Art has been central to human expression since time immemorial. We have come a long way from the cave paintings of our earliest ancestors to stop motion animation. But connecting all modes of artistic expression is the representation of the human, his thoughts, feelings, and aspirations. The power of art has only become stronger with time and remains as spectacular as ever. Even when we have progressed far ahead in science and technology, art has never been and never will be something that is non-essential. While everything else is poised towards our pursuit of knowledge, the arts itself is a way of knowing and representing the seeker himself.
In this time of the COVID-19 pandemic, with almost the entire global having to shut-down and face an unprecedented crisis, humanity is desperate for hope. This pandemic has not only led to a health crisis but a global economic and political crisis as well. While we battle against the odds as best as we can with all the knowledge and expertise that we have accumulated over the years, we have also come to see the importance of things that make us hopeful and optimistic.
The arts have proved their value yet again in this situation by offering us the respite we need from the daily inflow of depressing news and uncertainty of the future. In the months of lockdown, music and cinema have been constant companions to many. With the cinema closed and live music becoming temporarily non-existent, it is a blessing that we can still access the arts through technology. Art often allows us to distract ourselves for a little while and thus maintain a balance, not getting fully sucked into any kind of despair. From stand-up comedians to big-screen movies, from mural art to simple tunes, the arts have helped us get through many a day and have reminded us who we are. It lets us remember better days and also leaves space for hope. It allows us to imagine and expands our perspectives on life. Art has been proven to concretely influence our physical health and well-being. Art also provides a platform from which we can interact with other cultures and other styles of expression. It is also a tool for political awareness and self-assertion as well as the creation of identities. It adds meaning, curates safe spaces, and tells our story.

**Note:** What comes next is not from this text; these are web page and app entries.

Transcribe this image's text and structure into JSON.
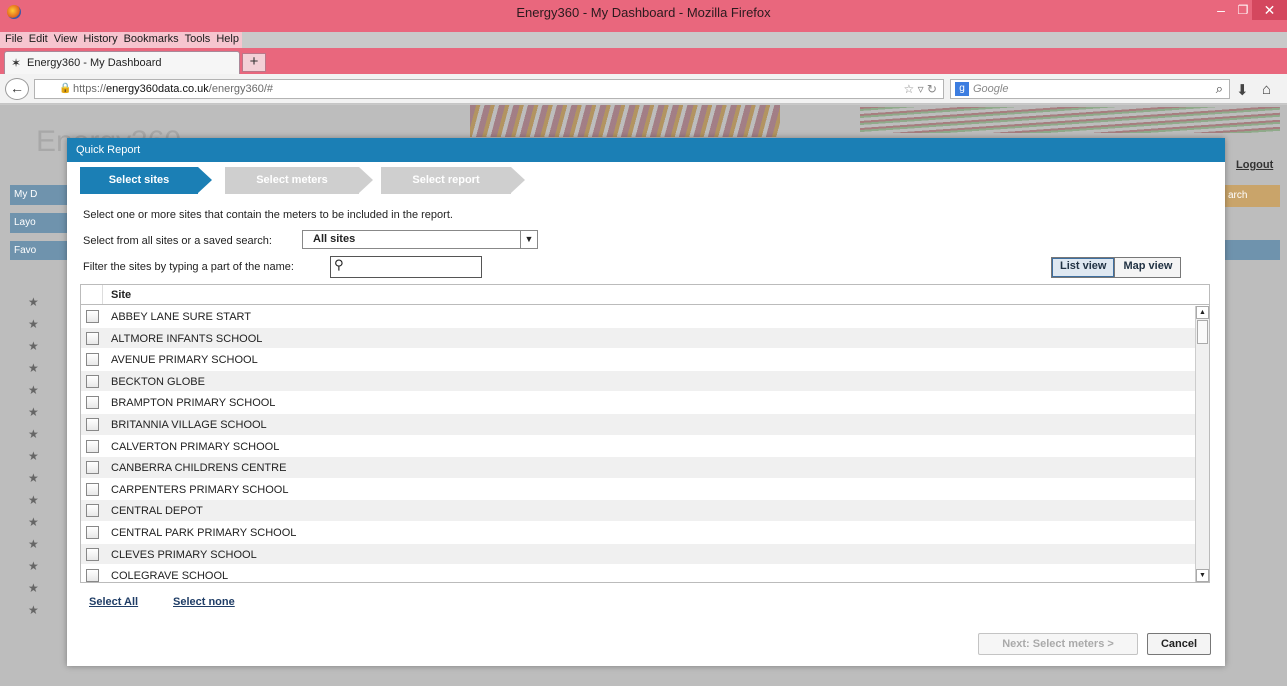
{
  "browser": {
    "window_title": "Energy360 - My Dashboard - Mozilla Firefox",
    "menu": [
      "File",
      "Edit",
      "View",
      "History",
      "Bookmarks",
      "Tools",
      "Help"
    ],
    "tab_title": "Energy360 - My Dashboard",
    "url_prefix": "https://",
    "url_domain": "energy360data.co.uk",
    "url_path": "/energy360/#",
    "search_engine": "Google"
  },
  "background": {
    "logo": "Energy360",
    "logout": "Logout",
    "search_btn": "arch",
    "side_items": [
      "My D",
      "Layo",
      "Favo"
    ]
  },
  "modal": {
    "title": "Quick Report",
    "steps": [
      {
        "label": "Select sites",
        "state": "active"
      },
      {
        "label": "Select meters",
        "state": "inactive"
      },
      {
        "label": "Select report",
        "state": "inactive"
      }
    ],
    "instructions": "Select one or more sites that contain the meters to be included in the report.",
    "saved_search_label": "Select from all sites or a saved search:",
    "saved_search_value": "All sites",
    "filter_label": "Filter the sites by typing a part of the name:",
    "filter_value": "",
    "view_list": "List view",
    "view_map": "Map view",
    "table_header": "Site",
    "sites": [
      "ABBEY LANE  SURE  START",
      "ALTMORE INFANTS SCHOOL",
      "AVENUE PRIMARY SCHOOL",
      "BECKTON GLOBE",
      "BRAMPTON PRIMARY SCHOOL",
      "BRITANNIA VILLAGE SCHOOL",
      "CALVERTON PRIMARY SCHOOL",
      "CANBERRA CHILDRENS CENTRE",
      "CARPENTERS PRIMARY SCHOOL",
      "CENTRAL DEPOT",
      "CENTRAL PARK PRIMARY SCHOOL",
      "CLEVES PRIMARY SCHOOL",
      "COLEGRAVE SCHOOL"
    ],
    "select_all": "Select All",
    "select_none": "Select none",
    "next_button": "Next: Select meters >",
    "cancel_button": "Cancel"
  },
  "colors": {
    "titlebar": "#e9677d",
    "accent": "#1b7fb5",
    "inactive_step": "#cfcfcf"
  }
}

While we praise the arts often in public, one has to wonder whether we had placed it as being lesser useful than the sciences. In many households in India, children are actively told to pursue science or professional courses which will land them a steady income and security in life. This is because an industrially-driven culture that focuses only on profit places a lesser value on endeavors that might not seem to have any specific tangible profit. This has led to artists struggling to make a living and many being forced to leave their passions to pursue other ‘safer’ options to survive. Artists are regularly underpaid and underappreciated. This has also led to many small-town and emerging artists struggling to make a living during this lockdown. This pandemic ought to make us see this practice that has been so ingrained in our society and move us to re-instate the arts as equal, if not more valuable, than all other pursuits. This needs to be a systemic change and has to be prioritized, keeping in mind how much art has enriched our lives. We need to understand how it is intrinsic to our humanity and that at the end of the day, we need more than just medicine for the body but also healing for the soul, a way to process our emotions, and a reminder of our shared humanity.